C’est du tonnerre!
say dew tun-NAIR! Click below for the sound file:
That’s amazing / awesome / stupendous / fantastic / terrific!
And not That’s thunder, though that’s what it appears to mean!
If someone asks you, What’s that noise? (C’est quoi, ce bruit? say KWAH, suh BRWEE?), your answer in French is likely to be Il y a de l’orage: eel yah duh lo-RAHZH, There’s a storm, rather than C’est du tonnerre.
The expression has so competely lost its literal sense that Émile Zola, the great 19th-century French naturalist novelist, once wrote this line: Il faisait très beau, un soleil du tonnerre (eel fuh-zay tray bo, uh so-LAY-yuh dew tun-NAIR). It was a beautiful day, brilliantly sunny.

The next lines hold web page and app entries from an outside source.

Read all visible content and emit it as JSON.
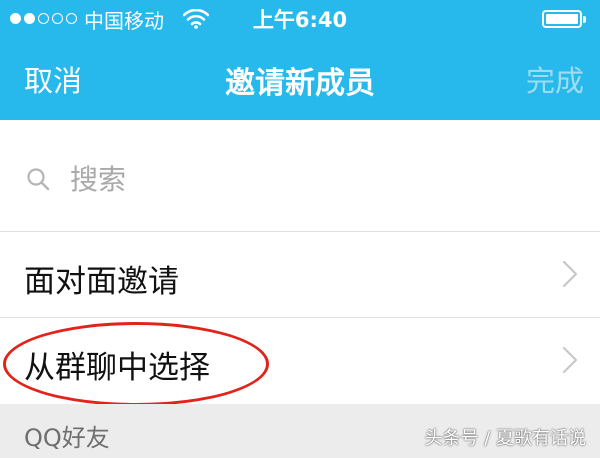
{
  "status_bar": {
    "carrier": "中国移动",
    "time": "上午6:40",
    "signal_strength": 2,
    "signal_max": 5
  },
  "nav": {
    "cancel_label": "取消",
    "title": "邀请新成员",
    "done_label": "完成"
  },
  "search": {
    "placeholder": "搜索"
  },
  "menu": {
    "items": [
      {
        "label": "面对面邀请",
        "icon": "chevron-right-icon"
      },
      {
        "label": "从群聊中选择",
        "icon": "chevron-right-icon"
      }
    ]
  },
  "section": {
    "header": "QQ好友"
  },
  "watermark": "头条号 / 夏歌有话说",
  "colors": {
    "header_bg": "#27b9ec",
    "done_disabled": "#9fdcf3",
    "highlight_ring": "#e2231a",
    "section_bg": "#ececec"
  }
}
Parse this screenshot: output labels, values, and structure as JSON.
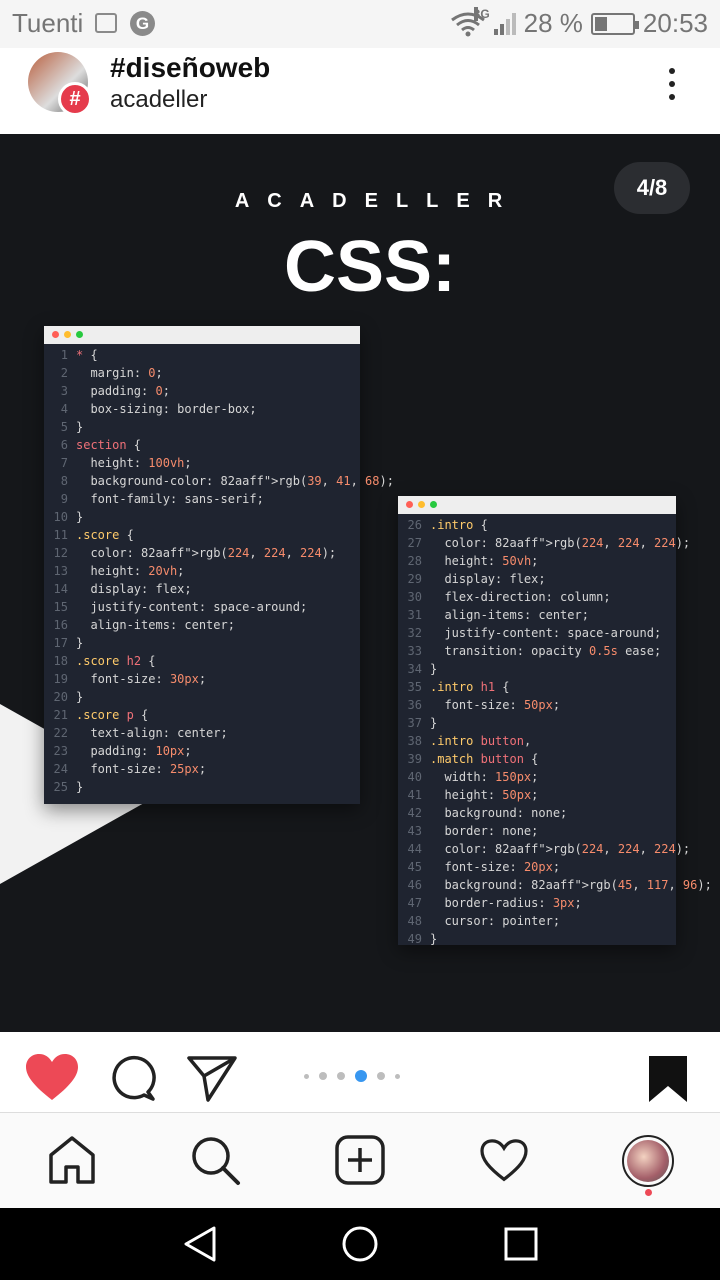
{
  "status_bar": {
    "carrier": "Tuenti",
    "network": "3G",
    "roaming": "R",
    "battery": "28 %",
    "time": "20:53"
  },
  "post": {
    "title": "#diseñoweb",
    "subtitle": "acadeller",
    "badge": "#"
  },
  "slide": {
    "counter": "4/8",
    "brand": "ACADELLER",
    "heading": "CSS:",
    "dots_total": 6,
    "dots_active_index": 3
  },
  "colors": {
    "accent_blue": "#3897f0",
    "heart_red": "#ed4956",
    "code_bg": "#1f2430",
    "code_keyword": "#f07178",
    "code_selector": "#ffcb6b",
    "code_number": "#f78c6c",
    "code_function": "#82aaff",
    "code_property": "#d6d6d6"
  },
  "code_left": [
    {
      "n": "1",
      "t": "* {"
    },
    {
      "n": "2",
      "t": "  margin: 0;"
    },
    {
      "n": "3",
      "t": "  padding: 0;"
    },
    {
      "n": "4",
      "t": "  box-sizing: border-box;"
    },
    {
      "n": "5",
      "t": "}"
    },
    {
      "n": "6",
      "t": "section {"
    },
    {
      "n": "7",
      "t": "  height: 100vh;"
    },
    {
      "n": "8",
      "t": "  background-color: rgb(39, 41, 68);"
    },
    {
      "n": "9",
      "t": "  font-family: sans-serif;"
    },
    {
      "n": "10",
      "t": "}"
    },
    {
      "n": "11",
      "t": ".score {"
    },
    {
      "n": "12",
      "t": "  color: rgb(224, 224, 224);"
    },
    {
      "n": "13",
      "t": "  height: 20vh;"
    },
    {
      "n": "14",
      "t": "  display: flex;"
    },
    {
      "n": "15",
      "t": "  justify-content: space-around;"
    },
    {
      "n": "16",
      "t": "  align-items: center;"
    },
    {
      "n": "17",
      "t": "}"
    },
    {
      "n": "18",
      "t": ".score h2 {"
    },
    {
      "n": "19",
      "t": "  font-size: 30px;"
    },
    {
      "n": "20",
      "t": "}"
    },
    {
      "n": "21",
      "t": ".score p {"
    },
    {
      "n": "22",
      "t": "  text-align: center;"
    },
    {
      "n": "23",
      "t": "  padding: 10px;"
    },
    {
      "n": "24",
      "t": "  font-size: 25px;"
    },
    {
      "n": "25",
      "t": "}"
    }
  ],
  "code_right": [
    {
      "n": "26",
      "t": ".intro {"
    },
    {
      "n": "27",
      "t": "  color: rgb(224, 224, 224);"
    },
    {
      "n": "28",
      "t": "  height: 50vh;"
    },
    {
      "n": "29",
      "t": "  display: flex;"
    },
    {
      "n": "30",
      "t": "  flex-direction: column;"
    },
    {
      "n": "31",
      "t": "  align-items: center;"
    },
    {
      "n": "32",
      "t": "  justify-content: space-around;"
    },
    {
      "n": "33",
      "t": "  transition: opacity 0.5s ease;"
    },
    {
      "n": "34",
      "t": "}"
    },
    {
      "n": "35",
      "t": ".intro h1 {"
    },
    {
      "n": "36",
      "t": "  font-size: 50px;"
    },
    {
      "n": "37",
      "t": "}"
    },
    {
      "n": "38",
      "t": ".intro button,"
    },
    {
      "n": "39",
      "t": ".match button {"
    },
    {
      "n": "40",
      "t": "  width: 150px;"
    },
    {
      "n": "41",
      "t": "  height: 50px;"
    },
    {
      "n": "42",
      "t": "  background: none;"
    },
    {
      "n": "43",
      "t": "  border: none;"
    },
    {
      "n": "44",
      "t": "  color: rgb(224, 224, 224);"
    },
    {
      "n": "45",
      "t": "  font-size: 20px;"
    },
    {
      "n": "46",
      "t": "  background: rgb(45, 117, 96);"
    },
    {
      "n": "47",
      "t": "  border-radius: 3px;"
    },
    {
      "n": "48",
      "t": "  cursor: pointer;"
    },
    {
      "n": "49",
      "t": "}"
    }
  ],
  "icons": {
    "like": "heart-icon",
    "comment": "comment-icon",
    "share": "send-icon",
    "save": "bookmark-icon",
    "nav_home": "home-icon",
    "nav_search": "search-icon",
    "nav_add": "add-icon",
    "nav_activity": "heart-outline-icon",
    "nav_profile": "profile-avatar"
  }
}
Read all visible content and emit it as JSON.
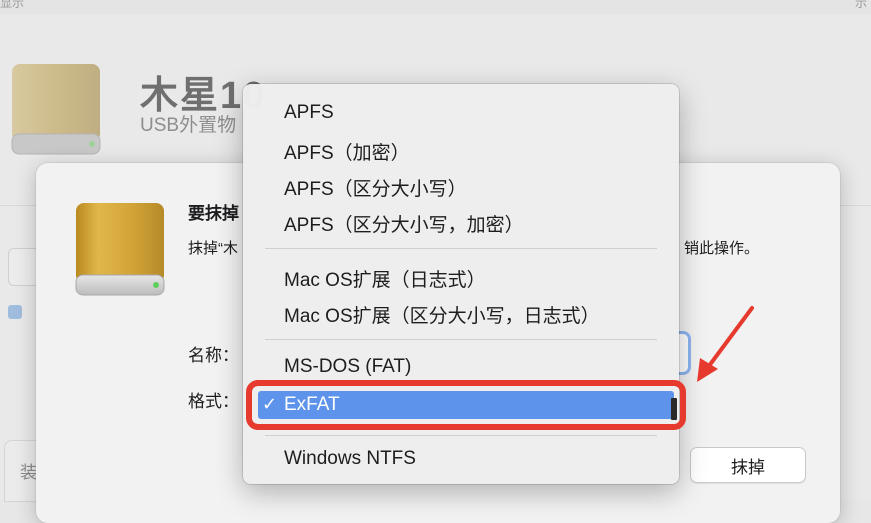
{
  "background": {
    "top_left_fragment": "显示",
    "top_right_fragment": "示",
    "drive_name": "木星10",
    "drive_subtitle": "USB外置物",
    "bottom_left_fragment": "装"
  },
  "sheet": {
    "title": "要抹掉",
    "description_start": "抹掉“木",
    "description_end": "销此操作。",
    "name_label": "名称：",
    "format_label": "格式：",
    "erase_button": "抹掉"
  },
  "format_menu": {
    "items": [
      {
        "label": "APFS"
      },
      {
        "label": "APFS（加密）"
      },
      {
        "label": "APFS（区分大小写）"
      },
      {
        "label": "APFS（区分大小写，加密）"
      },
      {
        "label": "Mac OS扩展（日志式）"
      },
      {
        "label": "Mac OS扩展（区分大小写，日志式）"
      },
      {
        "label": "MS-DOS (FAT)"
      },
      {
        "label": "ExFAT"
      },
      {
        "label": "Windows NTFS"
      }
    ],
    "selected": "ExFAT",
    "check_icon": "✓"
  },
  "colors": {
    "selection": "#5d93ea",
    "annotation_red": "#e63a2e",
    "drive_gold": "#c9a033"
  }
}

The line is more than a little reminiscent of Kipling’s far more famous refrain from his poem “The Road to Mandalay”: An’ the dawn comes up like thunder outer China / ‘crost the Bay! No thunder in either scene, but what evocative language!
You can even use this expression as an adverb: Ma nouvelle voiture marche du tonnerre (mah noo-vell vwah-TEWR maarsh dew tun-NAIR, My new car runs like nobody’s business).

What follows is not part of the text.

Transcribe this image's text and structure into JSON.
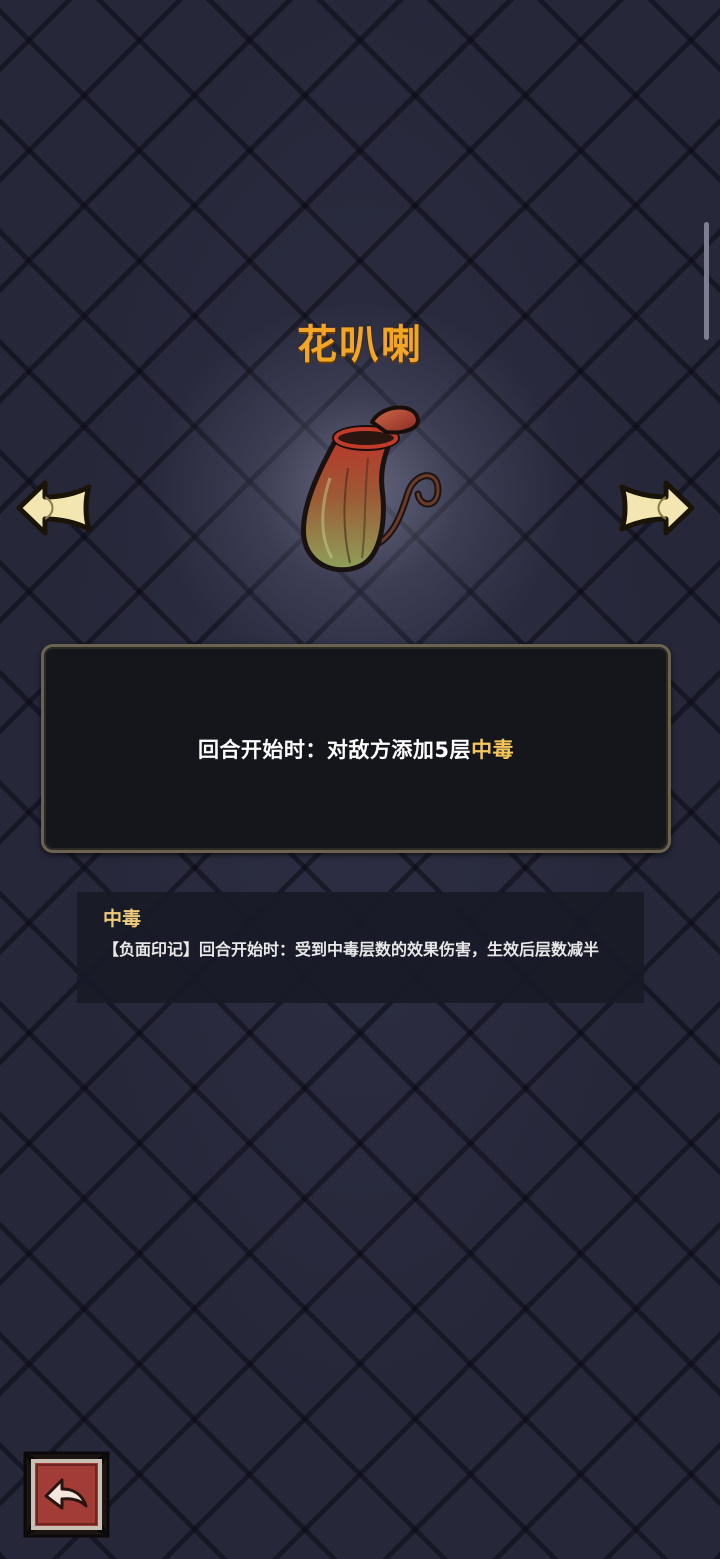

And yet le tonnerre does mean thunder–the sound of the electrical discharge that also causes a flash of lightning: un éclair (uh nay-CLAIR, not to be confused with a lovely pastry filled with cream…). The whole thunder-and-lightning package is called la foudre (lah FOO-druh) in French.
Which brings us to one more thought…No, wait, let’s save that one for tomorrow!